__Exercise__. What you return must match the records character for character.

BEGIN Data to examine

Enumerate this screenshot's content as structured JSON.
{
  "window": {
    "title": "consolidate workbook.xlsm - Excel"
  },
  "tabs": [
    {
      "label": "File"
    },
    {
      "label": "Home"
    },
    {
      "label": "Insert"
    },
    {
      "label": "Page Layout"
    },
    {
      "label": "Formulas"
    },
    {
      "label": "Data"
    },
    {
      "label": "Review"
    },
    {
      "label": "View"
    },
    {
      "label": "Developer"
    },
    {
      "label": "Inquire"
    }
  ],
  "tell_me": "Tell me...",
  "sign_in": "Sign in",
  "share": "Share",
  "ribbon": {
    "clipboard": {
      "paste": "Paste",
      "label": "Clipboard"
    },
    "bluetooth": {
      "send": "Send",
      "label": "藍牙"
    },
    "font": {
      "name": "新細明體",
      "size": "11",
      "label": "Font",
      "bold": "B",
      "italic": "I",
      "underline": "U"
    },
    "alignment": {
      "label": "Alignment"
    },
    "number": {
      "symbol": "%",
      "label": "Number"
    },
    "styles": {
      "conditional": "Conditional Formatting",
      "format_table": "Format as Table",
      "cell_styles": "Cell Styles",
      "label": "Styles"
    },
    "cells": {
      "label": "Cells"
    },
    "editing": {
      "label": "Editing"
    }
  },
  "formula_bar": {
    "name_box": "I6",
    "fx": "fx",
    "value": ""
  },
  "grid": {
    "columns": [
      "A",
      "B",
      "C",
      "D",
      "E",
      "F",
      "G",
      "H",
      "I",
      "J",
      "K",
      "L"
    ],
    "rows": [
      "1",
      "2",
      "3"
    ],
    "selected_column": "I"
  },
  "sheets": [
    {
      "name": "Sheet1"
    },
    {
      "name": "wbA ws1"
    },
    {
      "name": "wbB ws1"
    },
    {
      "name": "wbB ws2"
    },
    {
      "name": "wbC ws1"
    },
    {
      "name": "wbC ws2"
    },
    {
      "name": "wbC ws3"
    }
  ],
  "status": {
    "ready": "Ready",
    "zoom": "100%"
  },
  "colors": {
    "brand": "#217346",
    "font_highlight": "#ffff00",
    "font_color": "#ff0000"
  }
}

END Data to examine

__Task solution__.
Enumerate this screenshot's content as structured JSON.
{
  "window": {
    "title": "consolidate workbook.xlsm - Excel"
  },
  "tabs": [
    {
      "label": "File"
    },
    {
      "label": "Home"
    },
    {
      "label": "Insert"
    },
    {
      "label": "Page Layout"
    },
    {
      "label": "Formulas"
    },
    {
      "label": "Data"
    },
    {
      "label": "Review"
    },
    {
      "label": "View"
    },
    {
      "label": "Developer"
    },
    {
      "label": "Inquire"
    }
  ],
  "tell_me": "Tell me...",
  "sign_in": "Sign in",
  "share": "Share",
  "ribbon": {
    "clipboard": {
      "paste": "Paste",
      "label": "Clipboard"
    },
    "bluetooth": {
      "send": "Send",
      "label": "藍牙"
    },
    "font": {
      "name": "新細明體",
      "size": "11",
      "label": "Font",
      "bold": "B",
      "italic": "I",
      "underline": "U"
    },
    "alignment": {
      "label": "Alignment"
    },
    "number": {
      "symbol": "%",
      "label": "Number"
    },
    "styles": {
      "conditional": "Conditional Formatting",
      "format_table": "Format as Table",
      "cell_styles": "Cell Styles",
      "label": "Styles"
    },
    "cells": {
      "label": "Cells"
    },
    "editing": {
      "label": "Editing"
    }
  },
  "formula_bar": {
    "name_box": "I6",
    "fx": "fx",
    "value": ""
  },
  "grid": {
    "columns": [
      "A",
      "B",
      "C",
      "D",
      "E",
      "F",
      "G",
      "H",
      "I",
      "J",
      "K",
      "L"
    ],
    "rows": [
      "1",
      "2",
      "3"
    ],
    "selected_column": "I"
  },
  "sheets": [
    {
      "name": "Sheet1"
    },
    {
      "name": "wbA ws1"
    },
    {
      "name": "wbB ws1"
    },
    {
      "name": "wbB ws2"
    },
    {
      "name": "wbC ws1"
    },
    {
      "name": "wbC ws2"
    },
    {
      "name": "wbC ws3"
    }
  ],
  "status": {
    "ready": "Ready",
    "zoom": "100%"
  },
  "colors": {
    "brand": "#217346",
    "font_highlight": "#ffff00",
    "font_color": "#ff0000"
  }
}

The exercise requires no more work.